Last summer, we went up Mount Brandon from the Cloghane side. There was some small stiffness in the legs afterwards but the walk was generally of little difficulty. Fast forward eight months and I thought that I was of a similar level of fitness but my walking has been on the level and there has been no cycling so it was the thighs and the breathing that complained last Saturday.
Last Saturday, four of us set off up Mount Brandon from the Ballybrack, Cosán na Naomh side. Time of year meant that there was snow from half way up which did not exist last July. Also this route does not place the mountain between the walker and the Atlantic Ocean – and more importantly, the wind coming off the sea.
There are sixteen crosses from Ballybrack to the summit – one part way up; 14 marked as Stations of the Cross; and a final cross at the top. Just after Station of the Cross VI, my thighs and body dictated to the mind that it was best to return so I wished my walking colleagues well and turned around.
A short way down, I met Gerard and Marie from Glin and was persuaded to carry on up through the snow with them.
I got as far as Station Cross 14 before the driving sleet and wind and my aching body compelled an about turn.
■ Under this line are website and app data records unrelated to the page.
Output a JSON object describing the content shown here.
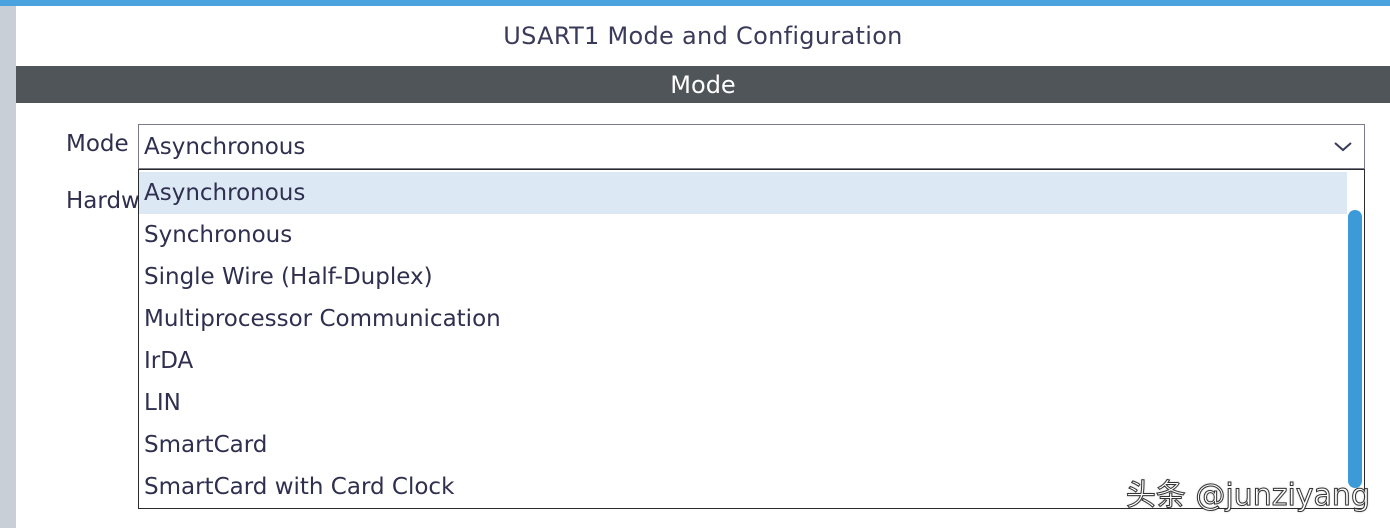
{
  "panel": {
    "title": "USART1 Mode and Configuration",
    "section_header": "Mode"
  },
  "fields": {
    "mode_label": "Mode",
    "hardware_label_partial": "Hardw"
  },
  "mode_select": {
    "selected_value": "Asynchronous",
    "options": [
      "Asynchronous",
      "Synchronous",
      "Single Wire (Half-Duplex)",
      "Multiprocessor Communication",
      "IrDA",
      "LIN",
      "SmartCard",
      "SmartCard with Card Clock"
    ],
    "highlighted_index": 0
  },
  "watermark": "头条 @junziyang",
  "icons": {
    "dropdown": "chevron-down-icon"
  },
  "colors": {
    "accent_blue": "#3d9ad8",
    "section_header_bg": "#505559",
    "highlight_bg": "#dde8f5",
    "text": "#2f2f4f"
  }
}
I would not have got even that far without the patience of my fellow travellers stopping to chat and take on food at the frequency that I did, without the enjoyable conversation to distract this walker from the gradient in front, and without that unspoken encouragement of company.
Company can be so undervalued.
A few days later, the aches have abated but determination has hardened :
- that hill fitness will be attained and that Mount Brandon will be ascended frommthe Ballybrack side before the end of this Summer, and
- that a visit to the Magpie Bar in Glin is in order to thank Gerard and Marie again.